Chances are, you or someone you know is superstitious to some extent. Whether it’s wearing a lucky t-shirt to a sporting event or using a favorite pencil and eraser on exams, we believe in superstitions because we think our actions will lead to some desired—but usually unrelated—result. Superstitions are, in fact, extreme examples of assuming an associational relationship is actually causal in nature.
One of the most important concepts in causal inference is the distinction between association and causation. Let’s formally define these two terms:
Association is a general term to describe a relationship between variables. Association can describe the strength or pattern of a relationship, but it does not explain the mechanism behind the relationship.

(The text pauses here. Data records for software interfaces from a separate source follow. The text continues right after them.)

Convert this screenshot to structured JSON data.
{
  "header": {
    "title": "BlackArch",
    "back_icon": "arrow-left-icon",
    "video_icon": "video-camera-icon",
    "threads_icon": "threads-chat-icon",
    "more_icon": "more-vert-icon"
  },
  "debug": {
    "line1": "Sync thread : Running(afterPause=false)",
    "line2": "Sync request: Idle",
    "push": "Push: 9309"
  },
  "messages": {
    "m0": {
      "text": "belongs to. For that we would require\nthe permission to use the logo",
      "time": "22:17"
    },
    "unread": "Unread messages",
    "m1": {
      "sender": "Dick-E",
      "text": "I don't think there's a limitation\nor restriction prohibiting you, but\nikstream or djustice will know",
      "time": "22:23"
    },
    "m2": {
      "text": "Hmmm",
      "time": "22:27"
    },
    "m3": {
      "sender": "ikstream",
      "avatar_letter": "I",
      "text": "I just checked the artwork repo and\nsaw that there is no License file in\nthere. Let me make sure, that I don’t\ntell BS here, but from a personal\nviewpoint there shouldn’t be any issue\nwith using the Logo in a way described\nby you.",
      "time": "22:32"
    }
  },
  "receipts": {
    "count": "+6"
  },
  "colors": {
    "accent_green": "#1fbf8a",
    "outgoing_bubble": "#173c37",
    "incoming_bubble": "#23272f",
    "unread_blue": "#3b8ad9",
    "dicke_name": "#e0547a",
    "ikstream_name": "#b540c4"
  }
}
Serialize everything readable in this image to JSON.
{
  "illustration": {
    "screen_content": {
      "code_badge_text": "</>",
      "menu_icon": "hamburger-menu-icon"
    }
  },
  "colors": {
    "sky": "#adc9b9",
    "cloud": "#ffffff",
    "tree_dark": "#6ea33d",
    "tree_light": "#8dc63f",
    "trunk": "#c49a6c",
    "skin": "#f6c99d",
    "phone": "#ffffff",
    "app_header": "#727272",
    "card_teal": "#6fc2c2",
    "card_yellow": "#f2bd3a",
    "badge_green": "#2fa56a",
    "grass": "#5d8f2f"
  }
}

One frequently used statistical measure of association is correlation. Correlation is typically used to describe the association between two variables with a linear pattern. The animation below shows what variables with different degrees of correlation look like.
- Causation describes not only the strength or pattern of a relationship but also the MECHANISM of a relationship. In a causal relationship, variable X CAUSES a change in variable Y; we know that X must happen before Y.
Take a look at the plot in the learning environment. This plot shows the relationship between monthly swimming pool sales and monthly forest fires. It might seem like the plot suggests that swimming pool sales cause more forest fires to occur! Obviously, our intuition tells us that, no, swimming pools do not CAUSE forest fires. A more sensible explanation for this relationship is that swimming pool sales and forest fires both peak in the hot, dry, summer months.
This is a silly but effective illustration of the adage “correlation is not causation.” Keep this example in your mind as you move throughout this lesson to help you think more critically about what factors might be at play in causal relationships.